*** Opening Exercise material ***

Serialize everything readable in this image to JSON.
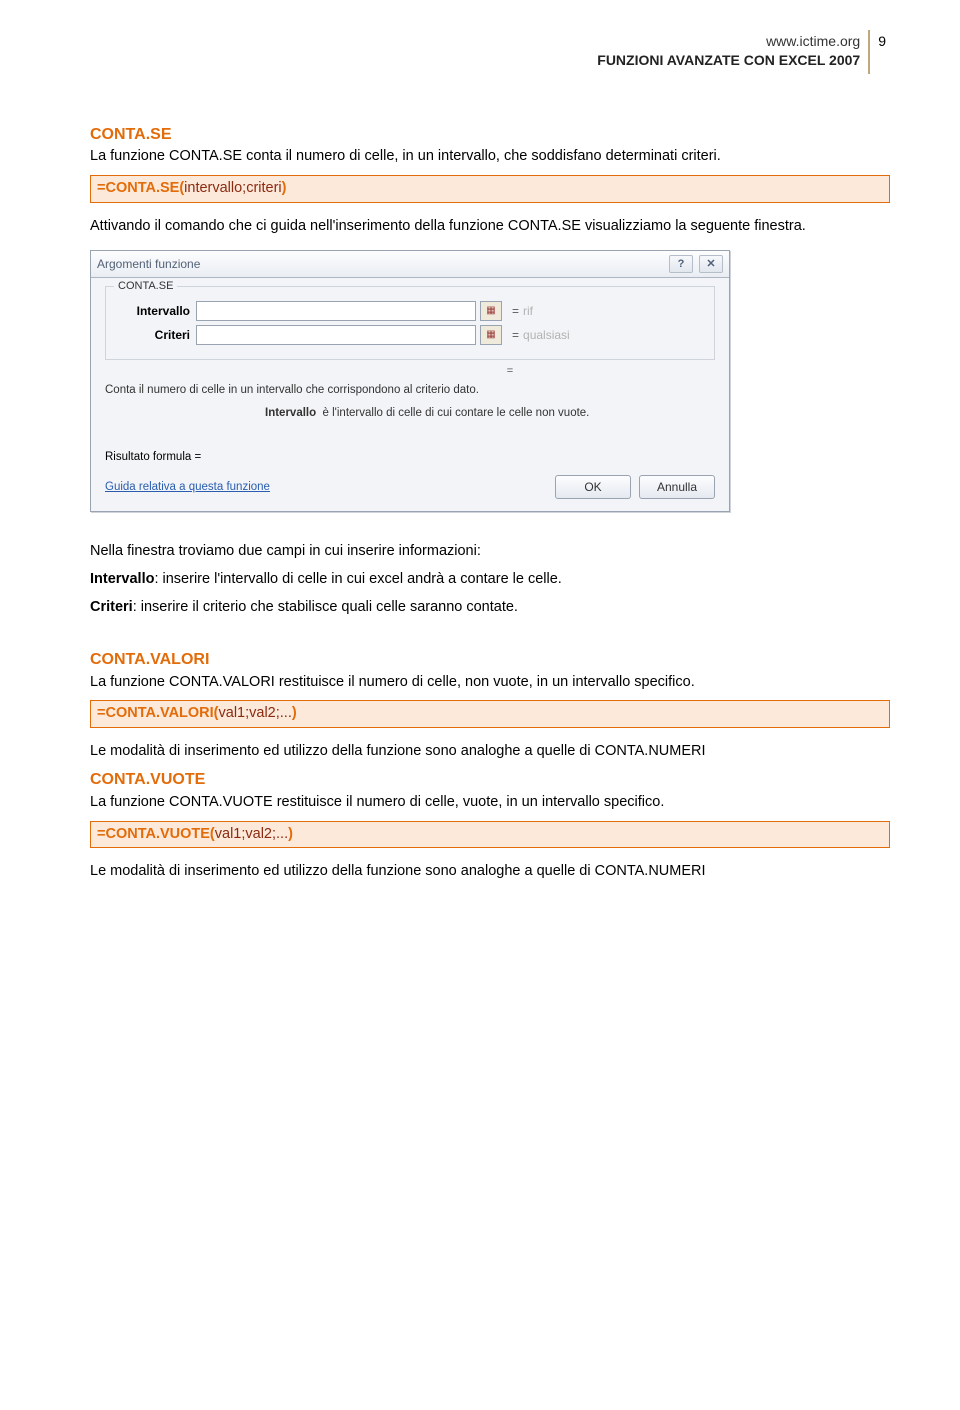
{
  "header": {
    "url": "www.ictime.org",
    "title": "FUNZIONI AVANZATE CON EXCEL 2007",
    "page": "9"
  },
  "sec1": {
    "title": "CONTA.SE",
    "intro": "La funzione CONTA.SE conta il numero di celle, in un intervallo, che soddisfano determinati criteri.",
    "formula_pre": "=CONTA.SE(",
    "formula_args": "intervallo;criteri",
    "formula_post": ")",
    "after_formula": "Attivando il comando che ci guida nell'inserimento della funzione CONTA.SE visualizziamo la seguente finestra.",
    "post_dialog_1": "Nella finestra troviamo due campi in cui inserire informazioni:",
    "post_dialog_2a": "Intervallo",
    "post_dialog_2b": ": inserire l'intervallo di celle in cui excel andrà a contare le celle.",
    "post_dialog_3a": "Criteri",
    "post_dialog_3b": ": inserire il criterio che stabilisce quali celle saranno contate."
  },
  "dialog": {
    "title": "Argomenti funzione",
    "legend": "CONTA.SE",
    "arg1_label": "Intervallo",
    "arg1_hint": "rif",
    "arg2_label": "Criteri",
    "arg2_hint": "qualsiasi",
    "eq": "=",
    "desc": "Conta il numero di celle in un intervallo che corrispondono al criterio dato.",
    "arg_desc_label": "Intervallo",
    "arg_desc_text": "è l'intervallo di celle di cui contare le celle non vuote.",
    "result_label": "Risultato formula =",
    "help": "Guida relativa a questa funzione",
    "ok": "OK",
    "cancel": "Annulla",
    "help_icon": "?",
    "close_icon": "✕"
  },
  "sec2": {
    "title": "CONTA.VALORI",
    "intro": "La funzione CONTA.VALORI restituisce il numero di celle, non vuote, in un intervallo specifico.",
    "formula_pre": "=CONTA.VALORI(",
    "formula_args": "val1;val2;...",
    "formula_post": ")",
    "after": "Le modalità di inserimento ed utilizzo della funzione sono analoghe a quelle di CONTA.NUMERI"
  },
  "sec3": {
    "title": "CONTA.VUOTE",
    "intro": "La funzione CONTA.VUOTE restituisce il numero di celle, vuote, in un intervallo specifico.",
    "formula_pre": "=CONTA.VUOTE(",
    "formula_args": "val1;val2;...",
    "formula_post": ")",
    "after": "Le modalità di inserimento ed utilizzo della funzione sono analoghe a quelle di CONTA.NUMERI"
  }
}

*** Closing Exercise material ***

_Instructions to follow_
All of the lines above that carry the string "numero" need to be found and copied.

_Your response_
    "intro": "La funzione CONTA.SE conta il numero di celle, in un intervallo, che soddisfano determinati criteri.",
    "desc": "Conta il numero di celle in un intervallo che corrispondono al criterio dato.",
    "intro": "La funzione CONTA.VALORI restituisce il numero di celle, non vuote, in un intervallo specifico.",
    "intro": "La funzione CONTA.VUOTE restituisce il numero di celle, vuote, in un intervallo specifico.",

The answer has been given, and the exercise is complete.